GIVEN RECORDS:
• • •
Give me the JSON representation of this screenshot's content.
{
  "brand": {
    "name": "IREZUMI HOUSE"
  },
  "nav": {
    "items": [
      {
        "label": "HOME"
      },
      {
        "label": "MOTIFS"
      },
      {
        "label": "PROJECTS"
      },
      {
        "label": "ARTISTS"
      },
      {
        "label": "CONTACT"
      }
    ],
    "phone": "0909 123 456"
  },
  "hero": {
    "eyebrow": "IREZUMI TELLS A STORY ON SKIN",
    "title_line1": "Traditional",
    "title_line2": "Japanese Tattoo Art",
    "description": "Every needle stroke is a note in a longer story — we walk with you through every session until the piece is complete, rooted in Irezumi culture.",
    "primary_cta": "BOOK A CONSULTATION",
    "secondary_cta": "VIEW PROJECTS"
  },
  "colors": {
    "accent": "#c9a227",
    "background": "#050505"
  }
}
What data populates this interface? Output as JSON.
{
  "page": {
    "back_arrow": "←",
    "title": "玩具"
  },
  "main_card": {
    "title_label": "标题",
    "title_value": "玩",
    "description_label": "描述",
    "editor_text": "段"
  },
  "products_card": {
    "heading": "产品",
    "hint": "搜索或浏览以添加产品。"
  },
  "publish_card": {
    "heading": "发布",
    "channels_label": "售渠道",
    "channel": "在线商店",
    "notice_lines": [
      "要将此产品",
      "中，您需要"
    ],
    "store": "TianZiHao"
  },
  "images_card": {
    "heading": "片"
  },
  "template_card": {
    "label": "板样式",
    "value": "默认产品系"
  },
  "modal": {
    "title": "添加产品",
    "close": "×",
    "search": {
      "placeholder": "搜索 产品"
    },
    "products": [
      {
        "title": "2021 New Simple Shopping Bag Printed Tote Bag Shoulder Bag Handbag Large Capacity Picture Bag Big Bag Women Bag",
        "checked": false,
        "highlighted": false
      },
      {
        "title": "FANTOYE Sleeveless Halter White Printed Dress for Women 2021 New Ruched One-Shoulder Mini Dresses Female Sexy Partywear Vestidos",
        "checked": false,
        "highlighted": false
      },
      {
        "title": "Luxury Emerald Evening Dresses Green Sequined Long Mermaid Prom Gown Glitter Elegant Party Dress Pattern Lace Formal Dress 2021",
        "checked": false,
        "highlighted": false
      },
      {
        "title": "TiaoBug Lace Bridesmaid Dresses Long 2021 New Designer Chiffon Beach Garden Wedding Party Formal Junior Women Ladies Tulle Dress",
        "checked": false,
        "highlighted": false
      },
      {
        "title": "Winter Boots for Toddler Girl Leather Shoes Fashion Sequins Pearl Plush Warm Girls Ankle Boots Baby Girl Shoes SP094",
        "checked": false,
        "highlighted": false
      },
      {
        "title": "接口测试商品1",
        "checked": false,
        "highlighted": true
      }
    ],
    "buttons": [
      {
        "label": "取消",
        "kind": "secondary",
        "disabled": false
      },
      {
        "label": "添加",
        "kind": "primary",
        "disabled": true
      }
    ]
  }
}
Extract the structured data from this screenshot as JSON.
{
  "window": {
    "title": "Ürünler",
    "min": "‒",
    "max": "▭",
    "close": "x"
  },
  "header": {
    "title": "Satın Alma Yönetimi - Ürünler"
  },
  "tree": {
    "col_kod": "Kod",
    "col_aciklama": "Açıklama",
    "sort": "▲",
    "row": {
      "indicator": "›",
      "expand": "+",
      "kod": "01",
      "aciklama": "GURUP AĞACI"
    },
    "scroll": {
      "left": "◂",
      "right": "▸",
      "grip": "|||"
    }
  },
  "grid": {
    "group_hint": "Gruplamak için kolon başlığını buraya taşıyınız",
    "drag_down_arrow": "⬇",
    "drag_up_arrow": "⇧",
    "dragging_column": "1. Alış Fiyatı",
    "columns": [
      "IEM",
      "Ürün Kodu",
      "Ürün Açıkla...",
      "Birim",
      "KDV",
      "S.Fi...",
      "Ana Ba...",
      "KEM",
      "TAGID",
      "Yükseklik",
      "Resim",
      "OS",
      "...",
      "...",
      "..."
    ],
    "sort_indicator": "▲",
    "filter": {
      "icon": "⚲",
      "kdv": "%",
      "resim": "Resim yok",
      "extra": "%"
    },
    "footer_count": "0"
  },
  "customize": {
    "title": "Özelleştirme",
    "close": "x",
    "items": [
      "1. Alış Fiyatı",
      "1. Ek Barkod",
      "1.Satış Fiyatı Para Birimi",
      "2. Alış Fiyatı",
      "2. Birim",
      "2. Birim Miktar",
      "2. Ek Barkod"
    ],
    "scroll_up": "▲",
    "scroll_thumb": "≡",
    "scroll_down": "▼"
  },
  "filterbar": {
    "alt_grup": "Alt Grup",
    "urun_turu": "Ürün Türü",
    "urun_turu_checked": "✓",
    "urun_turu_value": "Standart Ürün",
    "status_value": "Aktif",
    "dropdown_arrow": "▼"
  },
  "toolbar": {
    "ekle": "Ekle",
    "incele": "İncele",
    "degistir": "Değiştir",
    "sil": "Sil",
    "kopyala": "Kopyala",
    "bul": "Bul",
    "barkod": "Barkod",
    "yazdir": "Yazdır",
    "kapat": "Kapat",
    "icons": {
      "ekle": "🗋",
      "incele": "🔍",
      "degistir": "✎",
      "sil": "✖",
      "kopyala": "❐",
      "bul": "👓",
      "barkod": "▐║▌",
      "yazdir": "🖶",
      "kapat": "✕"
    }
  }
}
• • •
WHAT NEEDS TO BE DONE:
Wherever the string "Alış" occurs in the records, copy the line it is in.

RESULT OF THE TASK:
    "dragging_column": "1. Alış Fiyatı",
      "1. Alış Fiyatı",
      "2. Alış Fiyatı",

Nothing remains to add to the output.